The Coronavirus will radically change how people communicate and interact within the hedge fund industry. There has been a significant increase in people telecommuting from home and an almost complete stoppage of in person meetings. The hedge fund industry will quickly embrace video technology, which minimally requires a computer and telephone.  We will be coming out shortly with a more in depth, separate paper on this subject.

Most investors will be satisfied with how their hedge fund portfolio performed

Through mid-March, the HFRX hedge fund index was down 4.26% which is in line with expectations as compared to a 60/40* balanced portfolio down 8.79% through March 15. Larger price movements provide more opportunities for skilled hedge fund managers.  It creates an environment in which managers can add value through security selection in strategies that capture greater price distortions in the market.  It can also accelerate performance as security prices more quickly reach targets.

Temporary contraction in the hedge fund industry

Despite most investors being satisfied with performance, we expect the hedge fund industry assets under management to temporarily decline 10% to 15% based on a combination of negative performance and redemptions. We expect most of the assets from redemptions to be invested in money market funds by cautious investors and reinvested back into the hedge fund industry once the markets stabilize.

Significant increase in redemptions based on relative performance

During periods of low volatility there is typically little performance dispersion among managers with similar strategies. With no clear signal for relative performance, hedge fund redemptions are muted. However, during periods of high volatility, dispersion across managers significantly increases. We expect managers who underperform relative to their peers, will experience heavy withdrawals. Unfortunately, for illiquid strategies, this could lead to an increase in gating or suspended redemptions. We expect most of these assets to stay within the hedge fund industry. Some will be reinvested with better performing managers in the same strategy. Most will flow into other strategies as investors re-position their portfolios based on where they think active managers have the best opportunity to add value.

Major rotation of assets across strategies

One trend we identified earlier this year was an increase in demand for hedge fund strategies with low correlation to the capital markets.  We expect this trend to increase over the next 6 to 9 months. Some strategies that will see increased demand include CTAs, arbitrage oriented and neutral strategies, specialty lending and reinsurance. 

More hedge funds shutting down

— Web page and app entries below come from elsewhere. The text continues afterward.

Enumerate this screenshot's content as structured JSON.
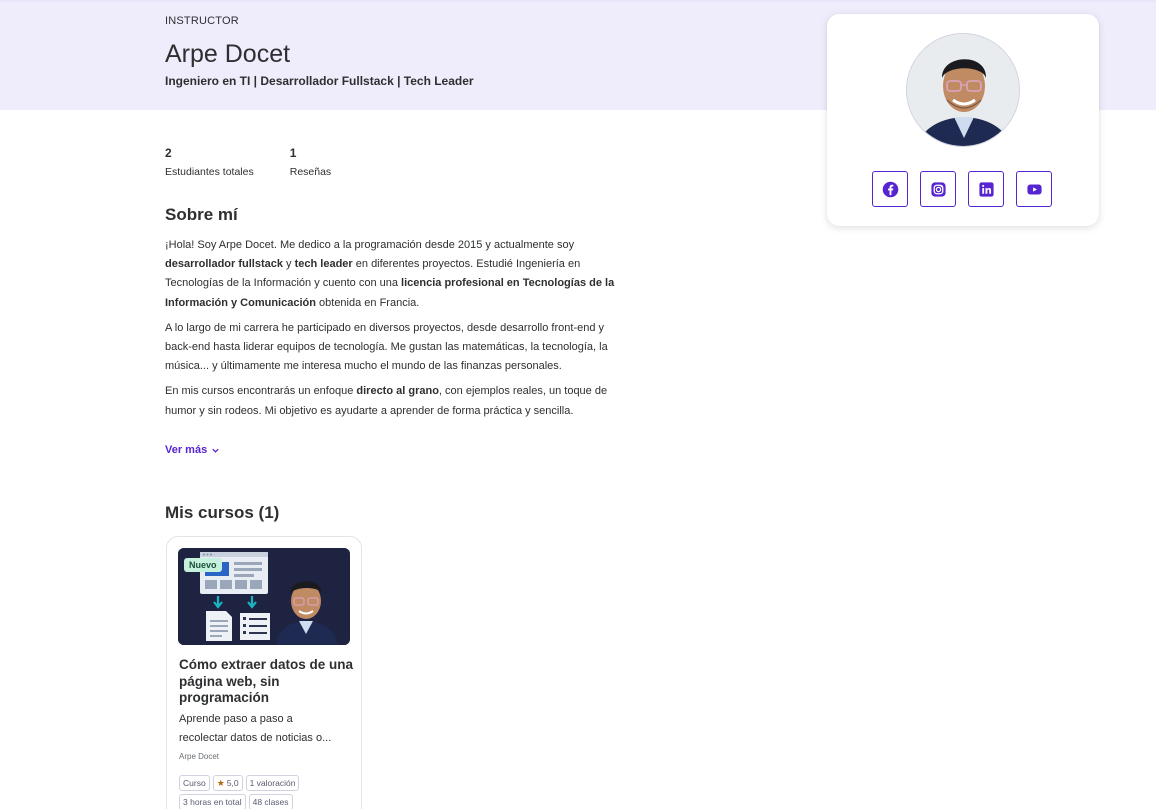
{
  "header": {
    "eyebrow": "INSTRUCTOR",
    "name": "Arpe Docet",
    "headline": "Ingeniero en TI | Desarrollador Fullstack | Tech Leader"
  },
  "stats": [
    {
      "value": "2",
      "label": "Estudiantes totales"
    },
    {
      "value": "1",
      "label": "Reseñas"
    }
  ],
  "about": {
    "title": "Sobre mí",
    "p1_a": "¡Hola! Soy Arpe Docet. Me dedico a la programación desde 2015 y actualmente soy ",
    "p1_b": "desarrollador fullstack",
    "p1_c": " y ",
    "p1_d": "tech leader",
    "p1_e": " en diferentes proyectos. Estudié Ingeniería en Tecnologías de la Información y cuento con una ",
    "p1_f": "licencia profesional en Tecnologías de la Información y Comunicación",
    "p1_g": " obtenida en Francia.",
    "p2": "A lo largo de mi carrera he participado en diversos proyectos, desde desarrollo front-end y back-end hasta liderar equipos de tecnología. Me gustan las matemáticas, la tecnología, la música... y últimamente me interesa mucho el mundo de las finanzas personales.",
    "p3_a": "En mis cursos encontrarás un enfoque ",
    "p3_b": "directo al grano",
    "p3_c": ", con ejemplos reales, un toque de humor y sin rodeos. Mi objetivo es ayudarte a aprender de forma práctica y sencilla.",
    "more_label": "Ver más"
  },
  "courses": {
    "title": "Mis cursos (1)",
    "items": [
      {
        "badge": "Nuevo",
        "title": "Cómo extraer datos de una página web, sin programación",
        "desc_line1": "Aprende paso a paso a",
        "desc_line2": "recolectar datos de noticias o...",
        "author": "Arpe Docet",
        "chips": {
          "type": "Curso",
          "rating": "5,0",
          "ratings_count": "1 valoración",
          "hours": "3 horas en total",
          "lectures": "48 clases"
        }
      }
    ]
  },
  "profile_card": {
    "socials": [
      {
        "name": "facebook",
        "icon": "facebook-icon"
      },
      {
        "name": "instagram",
        "icon": "instagram-icon"
      },
      {
        "name": "linkedin",
        "icon": "linkedin-icon"
      },
      {
        "name": "youtube",
        "icon": "youtube-icon"
      }
    ]
  },
  "colors": {
    "accent": "#5624d0",
    "hero_bg": "#efedfb",
    "text": "#2d2f31",
    "badge_new_bg": "#c6f1dc",
    "star": "#b4690e"
  }
}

The hedge fund industry remains over saturated with an estimated 15,000 funds. We believe approximately 90% of all hedge funds do not justify their fees, as evidenced by the mediocre returns of hedge fund indices. Fed-up with poor performance, investors are increasingly more likely to redeem from underperforming managers leading to an increase in fund closures.  This will impact both large established managers as well as emerging managers. The hedge fund industry is Darwinian and constantly evolving. Some prominent managers’ strategies may no longer offer the alpha generating opportunities that historically drove performance.  Some large managers are simply too large to maintain an edge.  Managers with less than $100 million in assets, who represent a majority of hedge funds, are being squeezed from both the expense and revenue sides of their businesses.  No matter the size or tenure of the fund, poor performance will accelerate the outflows of capital and in some cases result in fund closures. 

Greater opportunity to add value

We expect the capital markets to be turbulent for quite some time with the potential for major disruptions in liquidity. The selloff in the capital markets we are experiencing are both fundamental and emotional. This combination causes correlations to rise and creates large inefficiencies in securities pricing.  Active managers should be able to capitalize on these inefficiencies. Once the dust settles, we expect the best buying opportunities since 2009 and a rotation back into higher beta/riskier strategies.

*60/40 Portfolio: 60% equity (S&P 500 -16.09 YTD) 40% fixed income (Vanguard Total Market Index +2.15% YTD) 

Related: Is This An S&P 500 Dip Or A Top? Here’s How To Tell.